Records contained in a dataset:
##############################
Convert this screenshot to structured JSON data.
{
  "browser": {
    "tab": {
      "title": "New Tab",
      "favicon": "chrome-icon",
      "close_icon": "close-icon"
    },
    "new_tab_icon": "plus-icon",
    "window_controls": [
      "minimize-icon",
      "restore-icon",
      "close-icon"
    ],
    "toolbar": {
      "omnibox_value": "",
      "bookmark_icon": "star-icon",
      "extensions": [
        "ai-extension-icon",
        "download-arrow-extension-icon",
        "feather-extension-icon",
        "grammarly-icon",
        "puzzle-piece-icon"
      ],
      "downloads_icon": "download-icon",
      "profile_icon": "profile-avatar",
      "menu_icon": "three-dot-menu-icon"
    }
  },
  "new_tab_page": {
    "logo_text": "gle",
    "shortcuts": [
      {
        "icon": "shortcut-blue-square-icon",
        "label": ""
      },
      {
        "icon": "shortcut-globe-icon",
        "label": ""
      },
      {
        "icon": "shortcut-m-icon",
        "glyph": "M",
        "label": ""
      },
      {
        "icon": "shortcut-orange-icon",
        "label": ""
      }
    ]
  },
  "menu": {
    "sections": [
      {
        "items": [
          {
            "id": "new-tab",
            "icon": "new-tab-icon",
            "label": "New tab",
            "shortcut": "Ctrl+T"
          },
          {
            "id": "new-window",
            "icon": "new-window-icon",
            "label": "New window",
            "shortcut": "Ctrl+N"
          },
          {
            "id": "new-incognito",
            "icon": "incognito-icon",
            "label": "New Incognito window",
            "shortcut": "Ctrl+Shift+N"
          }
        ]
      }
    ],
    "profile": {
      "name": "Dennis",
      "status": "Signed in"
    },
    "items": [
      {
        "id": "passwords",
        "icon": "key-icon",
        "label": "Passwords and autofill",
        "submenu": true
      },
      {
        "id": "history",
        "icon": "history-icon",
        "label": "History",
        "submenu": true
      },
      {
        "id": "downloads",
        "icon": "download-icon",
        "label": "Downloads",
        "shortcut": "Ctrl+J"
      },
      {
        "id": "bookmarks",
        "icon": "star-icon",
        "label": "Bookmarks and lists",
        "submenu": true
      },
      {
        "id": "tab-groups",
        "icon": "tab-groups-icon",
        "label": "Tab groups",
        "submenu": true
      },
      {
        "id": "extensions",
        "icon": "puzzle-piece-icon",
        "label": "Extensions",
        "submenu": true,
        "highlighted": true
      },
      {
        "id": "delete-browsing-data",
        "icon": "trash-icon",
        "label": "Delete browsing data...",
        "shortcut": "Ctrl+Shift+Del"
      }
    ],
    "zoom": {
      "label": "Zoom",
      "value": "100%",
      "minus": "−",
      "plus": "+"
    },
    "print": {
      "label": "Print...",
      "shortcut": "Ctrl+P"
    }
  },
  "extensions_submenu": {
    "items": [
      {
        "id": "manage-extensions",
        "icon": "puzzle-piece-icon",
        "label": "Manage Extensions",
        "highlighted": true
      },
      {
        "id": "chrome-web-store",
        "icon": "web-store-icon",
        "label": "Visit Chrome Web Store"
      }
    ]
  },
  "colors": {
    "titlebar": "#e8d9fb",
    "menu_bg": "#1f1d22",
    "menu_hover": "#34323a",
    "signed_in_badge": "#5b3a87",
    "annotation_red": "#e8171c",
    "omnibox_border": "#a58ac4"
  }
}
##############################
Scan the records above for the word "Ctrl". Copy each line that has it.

            "shortcut": "Ctrl+T"
            "shortcut": "Ctrl+N"
            "shortcut": "Ctrl+Shift+N"
        "shortcut": "Ctrl+J"
        "shortcut": "Ctrl+Shift+Del"
      "shortcut": "Ctrl+P"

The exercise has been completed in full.